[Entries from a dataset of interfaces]

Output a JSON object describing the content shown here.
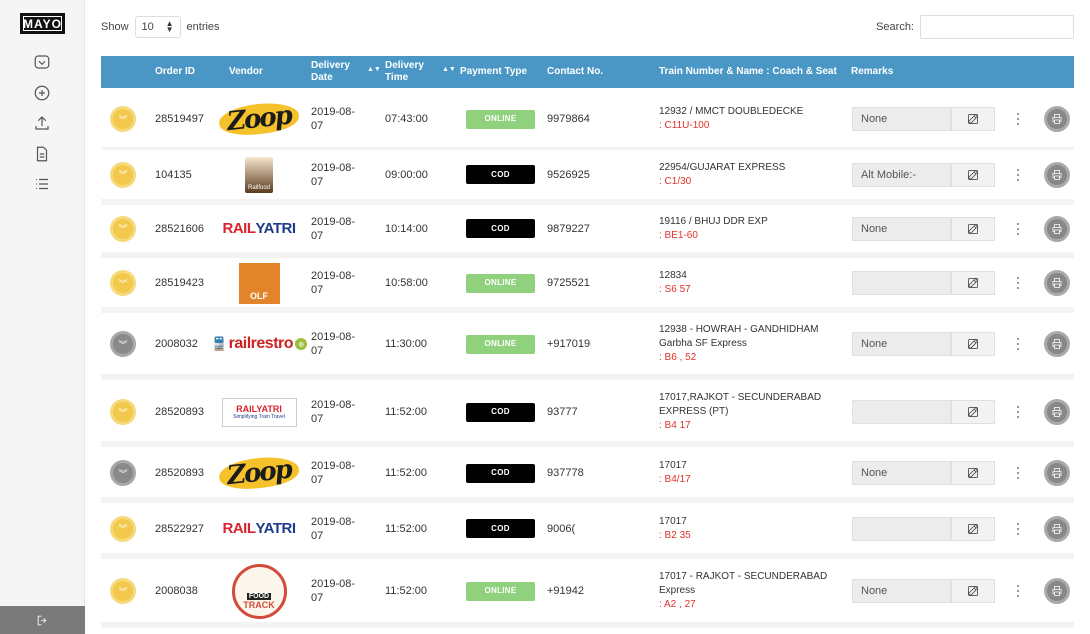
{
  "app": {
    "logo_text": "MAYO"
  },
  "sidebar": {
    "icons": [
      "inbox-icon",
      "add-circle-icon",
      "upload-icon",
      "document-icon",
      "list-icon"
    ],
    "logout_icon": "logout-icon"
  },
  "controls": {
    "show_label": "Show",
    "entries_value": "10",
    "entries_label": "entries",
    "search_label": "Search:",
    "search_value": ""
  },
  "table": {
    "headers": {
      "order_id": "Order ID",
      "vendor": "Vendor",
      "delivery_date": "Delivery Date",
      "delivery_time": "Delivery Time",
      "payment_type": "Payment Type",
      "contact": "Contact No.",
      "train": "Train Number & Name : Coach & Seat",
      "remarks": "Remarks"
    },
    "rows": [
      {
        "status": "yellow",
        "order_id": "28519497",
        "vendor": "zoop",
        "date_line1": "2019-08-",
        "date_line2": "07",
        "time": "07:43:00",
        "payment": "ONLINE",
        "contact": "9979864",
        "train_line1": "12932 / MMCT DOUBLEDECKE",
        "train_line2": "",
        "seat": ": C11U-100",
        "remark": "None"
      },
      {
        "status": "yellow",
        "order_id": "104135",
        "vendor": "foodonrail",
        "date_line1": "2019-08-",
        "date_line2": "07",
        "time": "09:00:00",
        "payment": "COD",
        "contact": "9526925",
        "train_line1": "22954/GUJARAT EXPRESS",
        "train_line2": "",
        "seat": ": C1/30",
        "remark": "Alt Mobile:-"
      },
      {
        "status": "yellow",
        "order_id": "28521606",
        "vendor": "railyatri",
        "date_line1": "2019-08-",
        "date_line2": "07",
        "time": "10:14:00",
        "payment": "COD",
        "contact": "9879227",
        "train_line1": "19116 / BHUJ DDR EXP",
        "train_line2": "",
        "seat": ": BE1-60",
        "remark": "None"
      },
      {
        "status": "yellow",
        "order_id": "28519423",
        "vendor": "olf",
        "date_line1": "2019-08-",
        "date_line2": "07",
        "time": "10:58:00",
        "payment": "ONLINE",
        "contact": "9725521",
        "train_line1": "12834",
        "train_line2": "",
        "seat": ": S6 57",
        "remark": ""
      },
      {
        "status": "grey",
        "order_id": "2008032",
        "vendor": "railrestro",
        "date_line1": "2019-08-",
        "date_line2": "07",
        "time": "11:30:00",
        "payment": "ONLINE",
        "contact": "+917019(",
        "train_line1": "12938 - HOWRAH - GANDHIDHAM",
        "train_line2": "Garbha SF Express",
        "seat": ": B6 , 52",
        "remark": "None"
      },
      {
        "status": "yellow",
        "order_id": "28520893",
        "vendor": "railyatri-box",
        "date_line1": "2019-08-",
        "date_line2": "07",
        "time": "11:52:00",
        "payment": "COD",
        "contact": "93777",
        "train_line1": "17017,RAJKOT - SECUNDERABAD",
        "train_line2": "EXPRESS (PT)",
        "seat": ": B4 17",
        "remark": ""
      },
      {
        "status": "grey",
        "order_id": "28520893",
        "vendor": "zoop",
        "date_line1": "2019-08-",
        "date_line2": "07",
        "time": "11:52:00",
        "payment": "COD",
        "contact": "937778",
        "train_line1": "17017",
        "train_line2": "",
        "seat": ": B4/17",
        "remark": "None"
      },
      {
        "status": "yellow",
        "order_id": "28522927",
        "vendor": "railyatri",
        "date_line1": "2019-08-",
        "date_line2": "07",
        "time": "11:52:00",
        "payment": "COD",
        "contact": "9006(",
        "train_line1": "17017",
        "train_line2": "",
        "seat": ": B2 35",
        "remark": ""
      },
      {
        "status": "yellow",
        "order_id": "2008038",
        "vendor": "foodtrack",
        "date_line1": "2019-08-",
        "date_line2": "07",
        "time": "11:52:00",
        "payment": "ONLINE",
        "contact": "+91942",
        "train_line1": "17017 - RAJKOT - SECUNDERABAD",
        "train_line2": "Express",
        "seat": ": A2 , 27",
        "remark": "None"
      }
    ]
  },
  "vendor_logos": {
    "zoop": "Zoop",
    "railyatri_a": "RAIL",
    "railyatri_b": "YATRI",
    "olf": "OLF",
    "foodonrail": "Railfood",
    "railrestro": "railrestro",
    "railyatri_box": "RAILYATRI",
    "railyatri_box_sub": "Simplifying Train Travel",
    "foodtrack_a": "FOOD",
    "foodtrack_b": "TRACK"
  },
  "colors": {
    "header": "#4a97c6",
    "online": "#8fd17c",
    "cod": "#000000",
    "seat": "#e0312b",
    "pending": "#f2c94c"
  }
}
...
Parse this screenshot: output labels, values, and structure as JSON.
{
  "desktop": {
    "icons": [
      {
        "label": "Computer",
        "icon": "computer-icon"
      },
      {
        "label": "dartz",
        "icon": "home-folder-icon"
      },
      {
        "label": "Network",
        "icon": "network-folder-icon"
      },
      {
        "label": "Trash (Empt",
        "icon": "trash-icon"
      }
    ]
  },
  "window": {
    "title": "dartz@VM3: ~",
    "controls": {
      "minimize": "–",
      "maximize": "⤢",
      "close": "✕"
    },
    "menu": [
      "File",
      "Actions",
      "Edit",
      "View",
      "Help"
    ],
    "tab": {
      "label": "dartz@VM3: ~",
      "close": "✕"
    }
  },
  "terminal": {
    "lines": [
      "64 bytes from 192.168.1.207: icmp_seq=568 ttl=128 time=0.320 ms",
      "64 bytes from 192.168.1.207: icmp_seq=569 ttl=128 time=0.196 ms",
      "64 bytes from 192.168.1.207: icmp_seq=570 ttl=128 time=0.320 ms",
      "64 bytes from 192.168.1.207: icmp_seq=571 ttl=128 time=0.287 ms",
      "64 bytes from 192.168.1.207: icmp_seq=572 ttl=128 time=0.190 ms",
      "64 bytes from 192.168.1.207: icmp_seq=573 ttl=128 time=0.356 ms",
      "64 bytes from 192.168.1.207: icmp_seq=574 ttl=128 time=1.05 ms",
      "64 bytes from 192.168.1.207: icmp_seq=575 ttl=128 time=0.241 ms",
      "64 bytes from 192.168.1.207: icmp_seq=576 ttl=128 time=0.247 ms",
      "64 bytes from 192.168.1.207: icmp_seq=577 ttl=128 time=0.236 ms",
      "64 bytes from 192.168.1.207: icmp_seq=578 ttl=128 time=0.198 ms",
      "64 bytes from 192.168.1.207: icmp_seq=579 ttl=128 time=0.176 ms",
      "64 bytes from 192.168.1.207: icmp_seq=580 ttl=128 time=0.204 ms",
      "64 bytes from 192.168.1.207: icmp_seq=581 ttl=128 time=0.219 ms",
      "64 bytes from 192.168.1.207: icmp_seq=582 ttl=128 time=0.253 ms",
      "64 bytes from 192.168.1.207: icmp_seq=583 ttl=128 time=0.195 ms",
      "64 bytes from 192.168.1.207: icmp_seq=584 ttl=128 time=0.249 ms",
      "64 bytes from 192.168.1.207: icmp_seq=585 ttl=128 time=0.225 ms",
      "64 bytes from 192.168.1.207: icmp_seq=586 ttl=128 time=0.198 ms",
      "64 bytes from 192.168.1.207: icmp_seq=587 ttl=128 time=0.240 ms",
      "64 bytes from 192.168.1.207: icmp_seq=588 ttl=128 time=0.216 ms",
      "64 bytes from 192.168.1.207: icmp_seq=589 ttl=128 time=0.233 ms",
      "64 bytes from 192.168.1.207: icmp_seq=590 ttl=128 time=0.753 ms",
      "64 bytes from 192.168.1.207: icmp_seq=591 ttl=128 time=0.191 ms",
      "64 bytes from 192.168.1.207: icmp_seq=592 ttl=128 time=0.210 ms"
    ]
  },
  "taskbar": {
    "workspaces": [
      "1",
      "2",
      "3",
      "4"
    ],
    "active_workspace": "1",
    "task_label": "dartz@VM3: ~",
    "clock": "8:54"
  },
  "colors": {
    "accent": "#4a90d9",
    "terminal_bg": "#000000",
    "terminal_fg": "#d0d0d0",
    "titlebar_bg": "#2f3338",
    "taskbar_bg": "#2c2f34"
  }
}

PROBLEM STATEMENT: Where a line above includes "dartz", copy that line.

RESPONSE:
        "label": "dartz",
    "title": "dartz@VM3: ~",
      "label": "dartz@VM3: ~",
    "task_label": "dartz@VM3: ~",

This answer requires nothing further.